That kind of thing.

So when someone says that dialog serves no purpose other than to advance a plot, point at that person and laugh. I would rather have 10 pages of well-written dialog than 1 page of dry exposition any day.

In terms of this story, "Will of the Lord," there are certainly some punctuation, spelling, vocabulary, and capitalization issues. However, as I understand it, English is not the author's first language, so my hat's off to Shoujo for attempting such an ambitious story. None of the things I just listed couldn't be fixed by a skilled editor; and in my experience, few writers can self-edit anyway, even if they are to the language born. The trick is to find someone who is good at editing and has the time to help you out.

And while I'm on the subject, I did notice that the version of English employed in this story shifted between American and U.K. English fairly frequently. I assume the writer was just unaware of the difference, as are many people, frankly.

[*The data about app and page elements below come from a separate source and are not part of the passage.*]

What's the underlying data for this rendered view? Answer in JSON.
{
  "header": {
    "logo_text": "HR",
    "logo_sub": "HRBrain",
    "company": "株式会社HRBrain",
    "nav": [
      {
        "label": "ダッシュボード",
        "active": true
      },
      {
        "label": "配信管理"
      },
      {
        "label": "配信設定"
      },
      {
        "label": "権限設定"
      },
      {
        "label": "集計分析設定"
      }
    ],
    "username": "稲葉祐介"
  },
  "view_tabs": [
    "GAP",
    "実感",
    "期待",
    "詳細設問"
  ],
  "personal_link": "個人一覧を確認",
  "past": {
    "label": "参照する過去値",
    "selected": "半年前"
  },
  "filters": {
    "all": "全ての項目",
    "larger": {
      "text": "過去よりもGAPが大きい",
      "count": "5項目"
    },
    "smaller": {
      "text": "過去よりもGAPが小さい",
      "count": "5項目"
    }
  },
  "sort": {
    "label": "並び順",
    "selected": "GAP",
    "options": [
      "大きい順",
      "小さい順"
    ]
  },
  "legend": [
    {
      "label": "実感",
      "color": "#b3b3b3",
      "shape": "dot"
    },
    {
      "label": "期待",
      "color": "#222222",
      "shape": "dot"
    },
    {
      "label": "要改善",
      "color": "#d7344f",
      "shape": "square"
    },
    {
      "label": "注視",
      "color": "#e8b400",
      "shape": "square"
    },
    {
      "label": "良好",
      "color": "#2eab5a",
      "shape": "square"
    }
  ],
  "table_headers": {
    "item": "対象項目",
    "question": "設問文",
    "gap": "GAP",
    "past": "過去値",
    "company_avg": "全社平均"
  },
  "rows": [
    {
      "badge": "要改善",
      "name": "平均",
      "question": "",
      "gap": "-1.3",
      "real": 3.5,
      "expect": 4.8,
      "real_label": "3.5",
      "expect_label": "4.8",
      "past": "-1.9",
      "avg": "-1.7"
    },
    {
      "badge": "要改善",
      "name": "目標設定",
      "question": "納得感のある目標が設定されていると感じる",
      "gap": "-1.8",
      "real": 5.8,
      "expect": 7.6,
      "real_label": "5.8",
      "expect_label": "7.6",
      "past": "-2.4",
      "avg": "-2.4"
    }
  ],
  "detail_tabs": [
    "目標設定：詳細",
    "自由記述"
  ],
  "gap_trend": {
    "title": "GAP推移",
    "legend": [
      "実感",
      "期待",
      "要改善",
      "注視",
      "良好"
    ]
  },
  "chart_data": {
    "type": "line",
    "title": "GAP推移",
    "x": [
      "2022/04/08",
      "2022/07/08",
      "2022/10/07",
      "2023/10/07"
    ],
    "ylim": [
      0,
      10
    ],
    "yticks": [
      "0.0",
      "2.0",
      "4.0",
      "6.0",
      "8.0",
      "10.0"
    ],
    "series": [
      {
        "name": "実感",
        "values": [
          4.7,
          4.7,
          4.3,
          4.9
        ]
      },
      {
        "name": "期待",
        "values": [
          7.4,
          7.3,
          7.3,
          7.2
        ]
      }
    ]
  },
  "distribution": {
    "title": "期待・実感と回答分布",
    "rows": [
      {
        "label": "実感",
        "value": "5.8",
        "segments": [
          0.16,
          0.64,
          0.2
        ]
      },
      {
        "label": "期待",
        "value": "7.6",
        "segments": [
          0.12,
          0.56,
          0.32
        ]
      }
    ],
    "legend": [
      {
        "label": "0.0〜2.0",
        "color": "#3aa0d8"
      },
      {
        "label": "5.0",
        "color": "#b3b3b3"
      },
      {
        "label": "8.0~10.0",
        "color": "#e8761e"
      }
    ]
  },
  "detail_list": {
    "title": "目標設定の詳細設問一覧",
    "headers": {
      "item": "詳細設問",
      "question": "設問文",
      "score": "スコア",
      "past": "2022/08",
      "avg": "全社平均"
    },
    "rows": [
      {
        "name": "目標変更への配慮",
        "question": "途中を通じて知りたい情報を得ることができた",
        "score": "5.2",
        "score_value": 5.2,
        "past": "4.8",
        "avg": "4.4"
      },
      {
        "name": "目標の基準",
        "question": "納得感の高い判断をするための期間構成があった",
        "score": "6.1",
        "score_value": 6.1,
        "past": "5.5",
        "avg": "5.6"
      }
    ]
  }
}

Even though English is one big happy global language, Americans spell certain words one way ("honor," "realize," "gray," as examples) and Brits spell these same words another way ("honour," "realise," "grey"). Neither way is incorrect; the trick is to just learn the difference, pick which one will be recognized (recognised?)by your audience, and then use it consistently.

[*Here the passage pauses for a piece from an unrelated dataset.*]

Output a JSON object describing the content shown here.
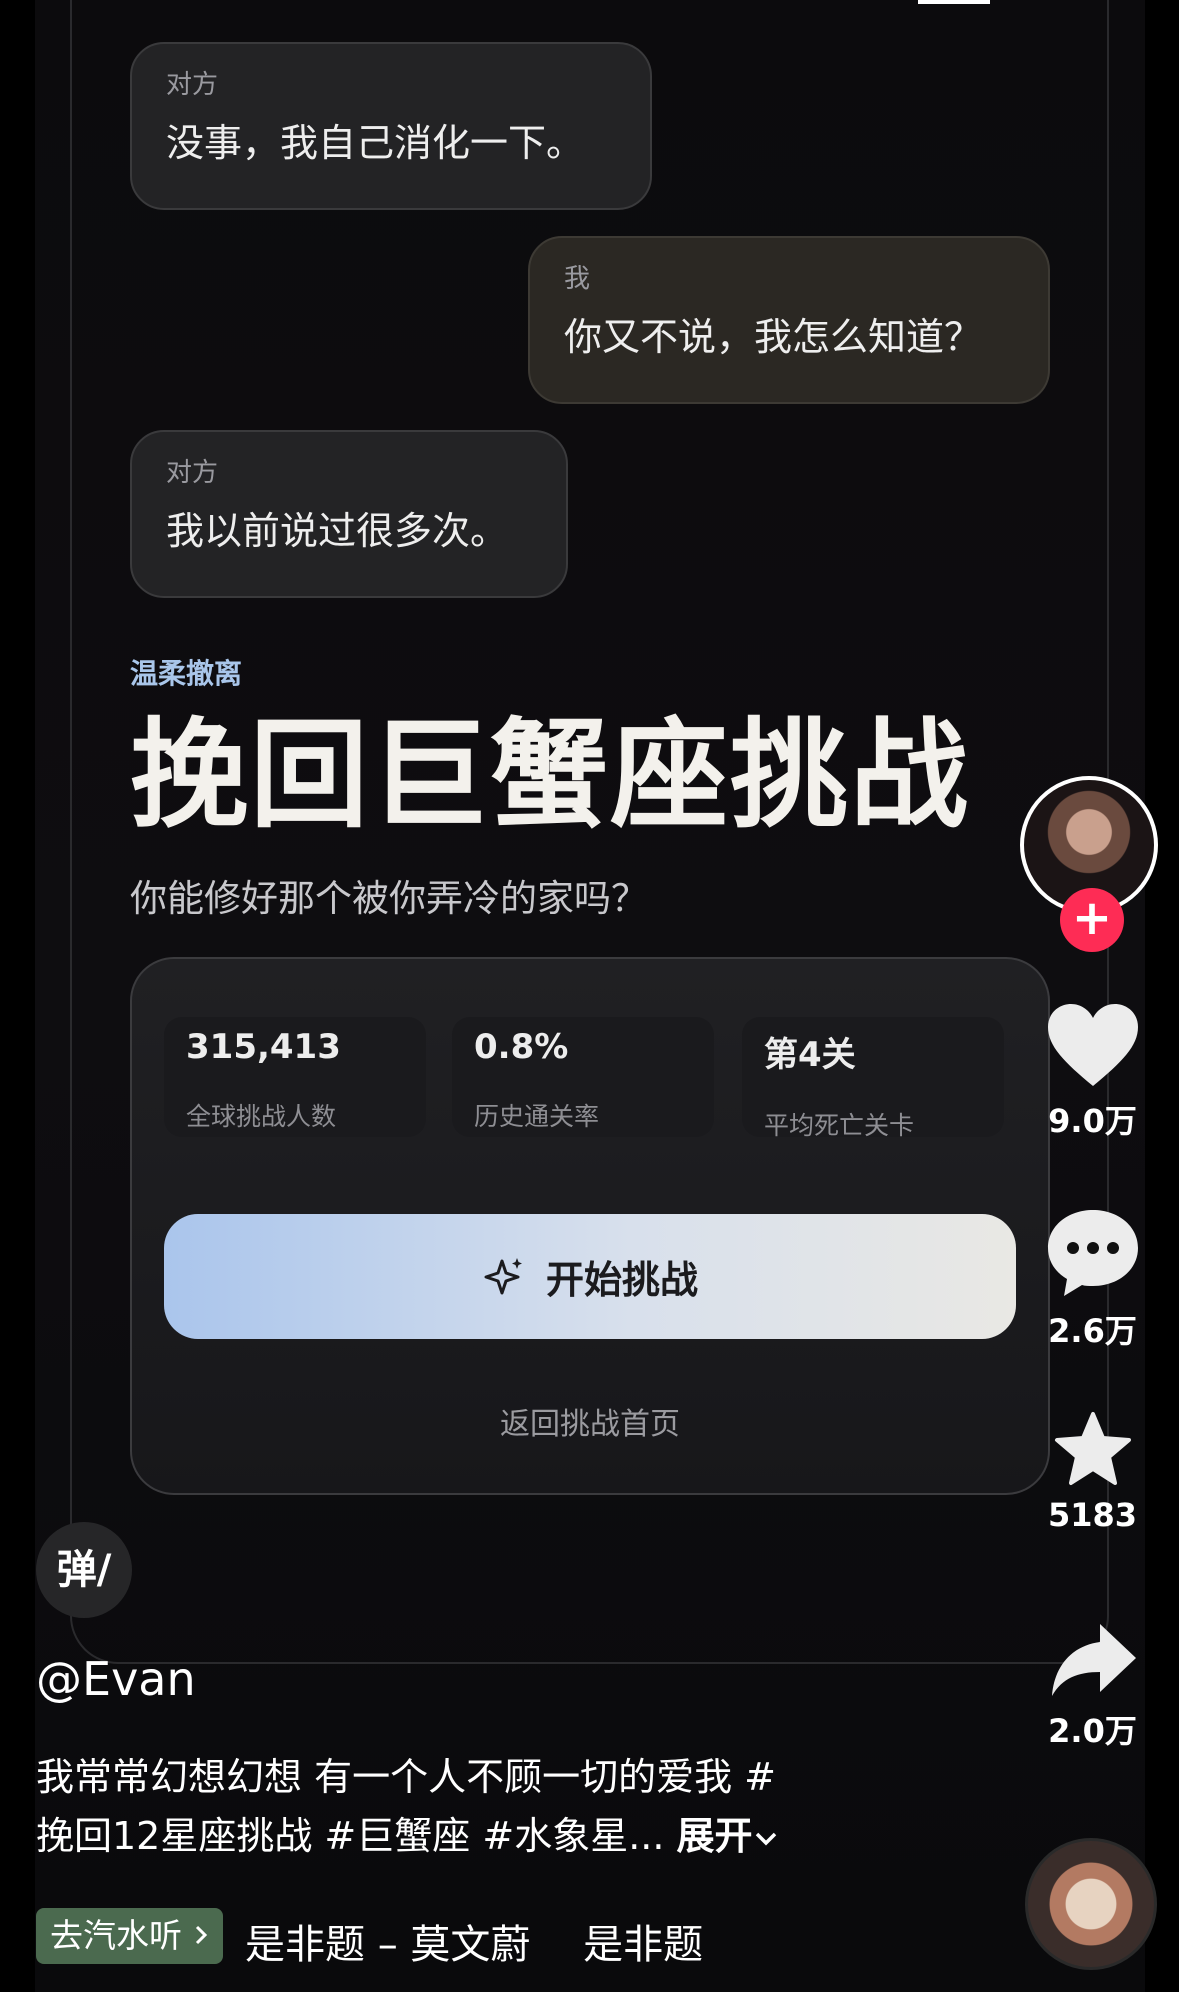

Where I struggled was in the set up to this story, which I thought didn't provide me enough information to understand who "I" was, the significance of the title that was being bestowed during the coronation, or why I as the reader needed to be concerned about any of this stuff. And truth be told, I went several pages thinking "I" was the father and not the son. Until the father [CENSORED TO AVOID SPOILING THE STORY].

As the story progressed, however, I did eventually work out that "I" was Wenceslaus, a.k.a. Charles IV. He was apparently a mediocre monarch who struggled to inspire trust in people, or in some cases to himself trust the right people.

I never did get a grasp on Ansel, nor the repeated "stick picker" epithet. Was Ansel truly an evil schemer, or was Wenceslaus just excessively prejudiced against him? Again, there was insufficient detail for me to make that determination.

Therefore even though I could recognize a lot of promise in the dialog scenes, in many instances I wasn't entirely sure what the people were talking about, or why these things were important to them.

For that matter, I've never understood the whole concept of the Holy Roman Empire anyway. All I know is that it was none of the three things described in the name: it was neither holy, Roman, nor an empire. So the scenes in "Will of the Lord" that involved Wenceslaus / Charles IV either plotting and scheming in one story line, or trying to build alliances in the other, were somewhat lost on me, as I did not know the rules of the game, so to speak, let along the significance of any of the players.

All of this being said, I think "Will of the Lord" is better than the ratings indicate, and it shows promise. I am glad I took the time to read it.
-- Bill_Ingersoll on 6/10/2019 1:11:52 AM with a score of 0
This was a lot of fun, and it got better and better as I read. The prose was well put together, and the setting was interestingly gritty. A good ear for dialogue and fun swordsplay. I was particularly impressed by the feeling of weighty choices. Some of the spacing was a little weird, but nothing that threw me off too much.
-- Gower on 4/27/2019 8:06:27 AM with a score of 0
Show All Comments